Please show every line from the entries that carries the word "Personalized".

--- Supplied material Enclosed Below ---

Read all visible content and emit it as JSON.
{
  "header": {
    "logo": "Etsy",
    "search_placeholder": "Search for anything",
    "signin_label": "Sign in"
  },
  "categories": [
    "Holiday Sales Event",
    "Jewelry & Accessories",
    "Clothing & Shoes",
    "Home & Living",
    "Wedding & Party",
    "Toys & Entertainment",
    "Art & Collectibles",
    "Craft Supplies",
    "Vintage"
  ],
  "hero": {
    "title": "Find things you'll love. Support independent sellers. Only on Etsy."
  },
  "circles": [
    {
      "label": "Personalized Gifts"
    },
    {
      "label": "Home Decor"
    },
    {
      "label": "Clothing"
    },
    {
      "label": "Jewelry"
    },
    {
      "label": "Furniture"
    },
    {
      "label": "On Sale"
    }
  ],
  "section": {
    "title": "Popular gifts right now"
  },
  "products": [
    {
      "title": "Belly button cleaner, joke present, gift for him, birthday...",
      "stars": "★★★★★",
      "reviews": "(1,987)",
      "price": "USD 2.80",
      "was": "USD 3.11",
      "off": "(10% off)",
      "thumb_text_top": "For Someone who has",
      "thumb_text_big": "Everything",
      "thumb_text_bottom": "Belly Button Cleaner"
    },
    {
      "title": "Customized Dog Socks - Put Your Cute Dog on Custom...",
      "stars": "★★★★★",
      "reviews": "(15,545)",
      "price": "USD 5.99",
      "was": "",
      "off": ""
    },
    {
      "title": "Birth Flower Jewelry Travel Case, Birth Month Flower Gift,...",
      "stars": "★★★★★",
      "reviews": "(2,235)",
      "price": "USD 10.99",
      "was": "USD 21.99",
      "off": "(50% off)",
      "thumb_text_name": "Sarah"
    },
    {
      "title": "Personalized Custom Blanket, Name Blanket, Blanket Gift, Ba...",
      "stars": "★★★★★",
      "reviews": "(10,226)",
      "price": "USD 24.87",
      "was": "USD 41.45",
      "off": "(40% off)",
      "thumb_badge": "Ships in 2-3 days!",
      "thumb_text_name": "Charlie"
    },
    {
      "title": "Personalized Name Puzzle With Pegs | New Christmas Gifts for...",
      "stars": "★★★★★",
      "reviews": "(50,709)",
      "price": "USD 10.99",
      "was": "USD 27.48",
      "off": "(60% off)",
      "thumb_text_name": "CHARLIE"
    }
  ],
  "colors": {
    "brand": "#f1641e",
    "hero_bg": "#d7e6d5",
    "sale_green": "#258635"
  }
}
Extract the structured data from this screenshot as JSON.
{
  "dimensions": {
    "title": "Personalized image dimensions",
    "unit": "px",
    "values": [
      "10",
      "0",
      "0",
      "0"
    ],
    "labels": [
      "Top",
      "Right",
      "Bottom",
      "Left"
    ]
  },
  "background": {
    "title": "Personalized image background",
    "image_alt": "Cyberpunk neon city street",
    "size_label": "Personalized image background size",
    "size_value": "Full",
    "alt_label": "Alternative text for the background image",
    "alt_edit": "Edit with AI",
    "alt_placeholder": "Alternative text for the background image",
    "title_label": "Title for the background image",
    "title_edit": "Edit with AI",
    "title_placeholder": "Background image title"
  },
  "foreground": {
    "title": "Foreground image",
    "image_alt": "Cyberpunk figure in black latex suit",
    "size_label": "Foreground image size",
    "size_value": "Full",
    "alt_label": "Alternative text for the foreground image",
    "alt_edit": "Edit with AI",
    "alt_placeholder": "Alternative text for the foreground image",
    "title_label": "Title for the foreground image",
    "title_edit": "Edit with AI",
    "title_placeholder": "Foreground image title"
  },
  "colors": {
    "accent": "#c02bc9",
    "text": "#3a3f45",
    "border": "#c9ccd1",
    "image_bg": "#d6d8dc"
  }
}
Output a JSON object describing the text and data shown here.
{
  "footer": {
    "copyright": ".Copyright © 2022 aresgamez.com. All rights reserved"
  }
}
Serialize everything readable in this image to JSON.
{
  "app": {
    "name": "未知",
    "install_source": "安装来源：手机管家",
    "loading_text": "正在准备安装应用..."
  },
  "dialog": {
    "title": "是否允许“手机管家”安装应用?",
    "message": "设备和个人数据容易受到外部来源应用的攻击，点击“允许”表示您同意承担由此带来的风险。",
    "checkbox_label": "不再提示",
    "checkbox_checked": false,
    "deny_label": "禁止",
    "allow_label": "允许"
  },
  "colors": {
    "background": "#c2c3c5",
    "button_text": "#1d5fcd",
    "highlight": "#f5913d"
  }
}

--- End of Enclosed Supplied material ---

Response box:
      "label": "Personalized Gifts"
      "title": "Personalized Custom Blanket, Name Blanket, Blanket Gift, Ba...",
      "title": "Personalized Name Puzzle With Pegs | New Christmas Gifts for...",
    "title": "Personalized image dimensions",
    "title": "Personalized image background",
    "size_label": "Personalized image background size",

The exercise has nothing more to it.